» DIRECTIONS FOR THIS TASK: Which lines of the entries hold the string "Shamim"? Copy each one.

» RECORD EXTRACTS:
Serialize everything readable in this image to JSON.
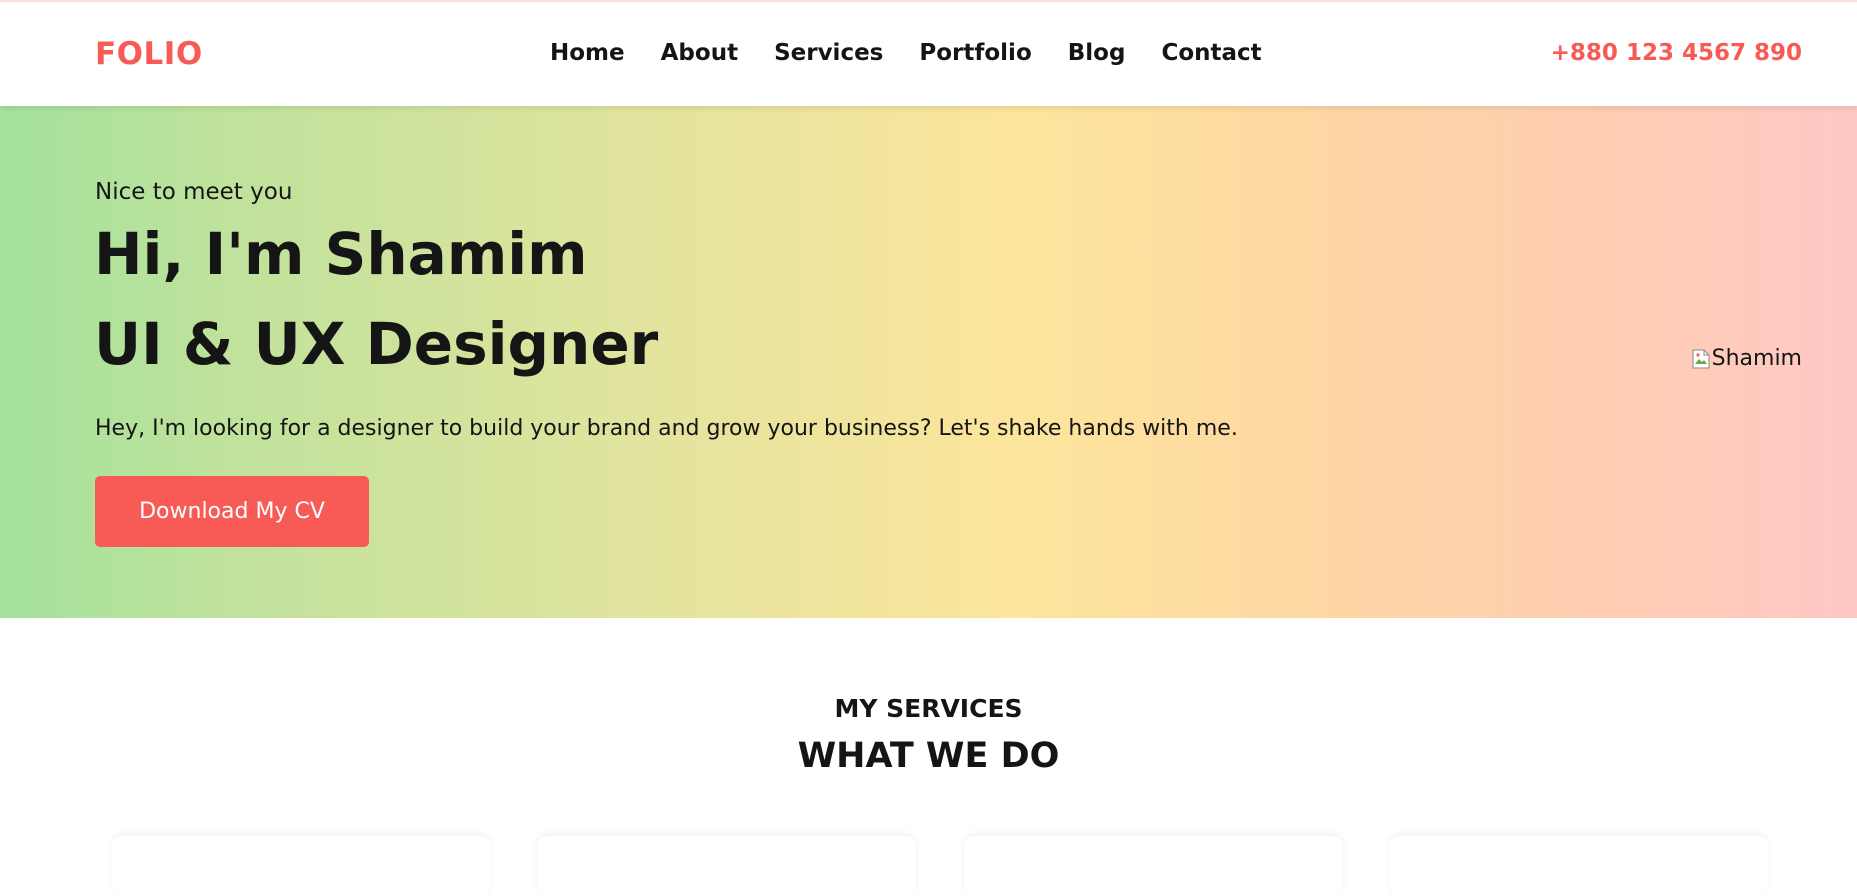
{
  "header": {
    "logo": "FOLIO",
    "nav": [
      "Home",
      "About",
      "Services",
      "Portfolio",
      "Blog",
      "Contact"
    ],
    "phone": "+880 123 4567 890"
  },
  "hero": {
    "eyebrow": "Nice to meet you",
    "heading_line1": "Hi, I'm Shamim",
    "heading_line2": "UI & UX Designer",
    "description": "Hey, I'm looking for a designer to build your brand and grow your business? Let's shake hands with me.",
    "cta_label": "Download My CV",
    "image_alt": "Shamim"
  },
  "services": {
    "kicker": "MY SERVICES",
    "title": "WHAT WE DO"
  },
  "colors": {
    "accent": "#f85a55",
    "text": "#151515",
    "hero_gradient_start": "#a3e29d",
    "hero_gradient_mid": "#fde59c",
    "hero_gradient_end": "#ffc8c6"
  },
  "icons": {
    "broken_image": "broken-image-icon"
  }
}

» WRITTEN RESPONSE:
    "heading_line1": "Hi, I'm Shamim",
    "image_alt": "Shamim"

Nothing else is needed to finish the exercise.